For those of you new to this, I will publish key QB stats each week judging how well the Colts passing game performed. Yes, O-Line, receivers, and play-calling impact these numbers but they are primarily QB measures. I will probably modify the charts throughout the season. Commentary will be brief but feel free to let me know in the comments that stats aren’t everything. (click charts for larger view)
Before I jump into the numbers, there is the obvious context of this being Anthony Richardson’s first NFL start, so extracting some type of judgement on his play is not only ridiculously pre-mature but also not the point. As always, I am merely showing what his numbers were and how they relate to other QBs in the league.
If it wasn’t for a streak of negative plays between the 3rd and 4th quarters (including the interception), the numbers might have been really good. As it is though, the final tally was in the middle of the pack for week 1.
His +0.10 EPA per dropback is a lot better than many rookie QB’s first games and was far better than the numbers put up by C.J. Stroud (-0.23 epa/d) and Bryce Young (-0.17 epa/d).
These next graphs plot Anthony Richardson’s week 1 against the previous 17 weeks of Colts QB play. As you can see, EPA efficiency and Success Rate are about average for the league, but a big improvement for the Colts. 1st down conversions weren’t bad, but overall yardage efficiency was significantly below average.
The EPA efficiency vs Success Rate plot shows Richardson right in the center. This could have been (should have been?) so much much worse.
Completion rate was not an issue as the passes were primarily kept short. With 16 minutes left in the game, the incompletions started to pile up dragging down yards per attempt. There were only 3 completions over 10 yards passing depth all game.

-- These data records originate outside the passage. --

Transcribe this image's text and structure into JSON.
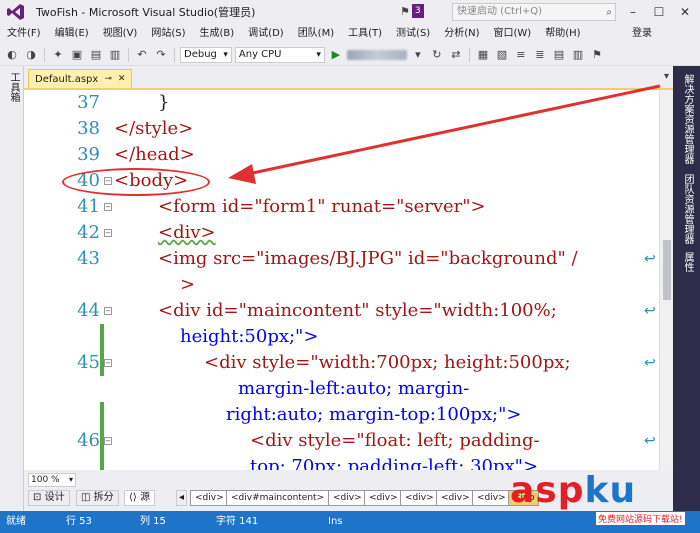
{
  "window": {
    "title": "TwoFish - Microsoft Visual Studio(管理员)",
    "notification_count": "3",
    "quick_launch_placeholder": "快速启动 (Ctrl+Q)"
  },
  "menu": [
    "文件(F)",
    "编辑(E)",
    "视图(V)",
    "网站(S)",
    "生成(B)",
    "调试(D)",
    "团队(M)",
    "工具(T)",
    "测试(S)",
    "分析(N)",
    "窗口(W)",
    "帮助(H)"
  ],
  "login_label": "登录",
  "toolbar": {
    "config": "Debug",
    "platform": "Any CPU"
  },
  "toolbox_label": "工具箱",
  "right_panels": [
    "解决方案资源管理器",
    "团队资源管理器",
    "属性"
  ],
  "tab": {
    "name": "Default.aspx"
  },
  "code_lines": [
    {
      "num": "37",
      "text": "}"
    },
    {
      "num": "38",
      "text": "</style>"
    },
    {
      "num": "39",
      "text": "</head>"
    },
    {
      "num": "40",
      "text": "<body>"
    },
    {
      "num": "41",
      "text": "<form id=\"form1\" runat=\"server\">"
    },
    {
      "num": "42",
      "text": "<div>"
    },
    {
      "num": "43",
      "text": "<img src=\"images/BJ.JPG\" id=\"background\" /"
    },
    {
      "num": "",
      "text": ">"
    },
    {
      "num": "44",
      "text": "<div id=\"maincontent\" style=\"width:100%;"
    },
    {
      "num": "",
      "text": "height:50px;\">"
    },
    {
      "num": "45",
      "text": "<div style=\"width:700px; height:500px;"
    },
    {
      "num": "",
      "text": "margin-left:auto; margin-"
    },
    {
      "num": "",
      "text": "right:auto; margin-top:100px;\">"
    },
    {
      "num": "46",
      "text": "<div style=\"float: left; padding-"
    },
    {
      "num": "",
      "text": "top: 70px; padding-left: 30px\">"
    }
  ],
  "bottom": {
    "zoom": "100 %",
    "views": [
      "设计",
      "拆分",
      "源"
    ],
    "breadcrumbs": [
      "<div>",
      "<div#maincontent>",
      "<div>",
      "<div>",
      "<div>",
      "<div>",
      "<div>",
      "<inp"
    ]
  },
  "status": {
    "ready": "就绪",
    "row": "行 53",
    "col": "列 15",
    "chars": "字符 141",
    "mode": "Ins"
  },
  "watermark": {
    "main": "asp",
    "ku": "ku",
    "sub": "免费网站源码下载站!"
  }
}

The next charts show the short attempts and completions. As long as those can be completed at a very high rate and get good YAC, then that can be a viable strategy.
The ball was spread around a lot, but no one other than Pittman threatened to accumlate any yardage.
More receivers averaged negative value than positive, so that’s not good.
The big knock on Ricahrdson coming into the NFL was accuracy and week 1 didn’t help reverse that narrative. His 64.9% completion rate may seem fine, but that was on primarily short passes and should have been about 70% ( -5.5% cpoe). Richardson must become more accurate for the offense to have any success.
He got rid of the ball faster than average, but again it came on short passes so that is to be expected. The trendline of the plot against depth shows his Time to Throw was about right for his passing depth.
4 sacks for such a mobile QB is troubling especially considering there wasn’t an inordinate amount of presure (19th perssure rate).
Richardson loves the left side of the field, attempting 51.4% of his passes there. That’s probably not a good thing. Depth-wise, he did really well within 10 yards, but stuggled with anything deeper.
Ranks are of 30 teams through Sunday night.
This was a pass-first game (9th edp), which is probably wise as the run game was awful (26th arsr). Richardson was quick to throw on short attempts (20th ttt, 26th adot). With a below average amount of pressure (19th pr%), it seems like he abandoned too many plays (10th aa%), however his mobility limited the damage on those plays (11th aay).
His receivers got good yards after the catch (4th yac, 8th yacoe), but his accuracy issues (20th cpoe) dragged yardage efficiency down (14th ypa, 16th ny/d). He didn’t earn a lot of first downs (17th 1st%) and for the number of dropbacks, his TD rate was a bit low (20th td%). His 1 interception was about average for a QB (15th to%).
That all combines into 13th ranked EPA efficiency and 15th Success rate.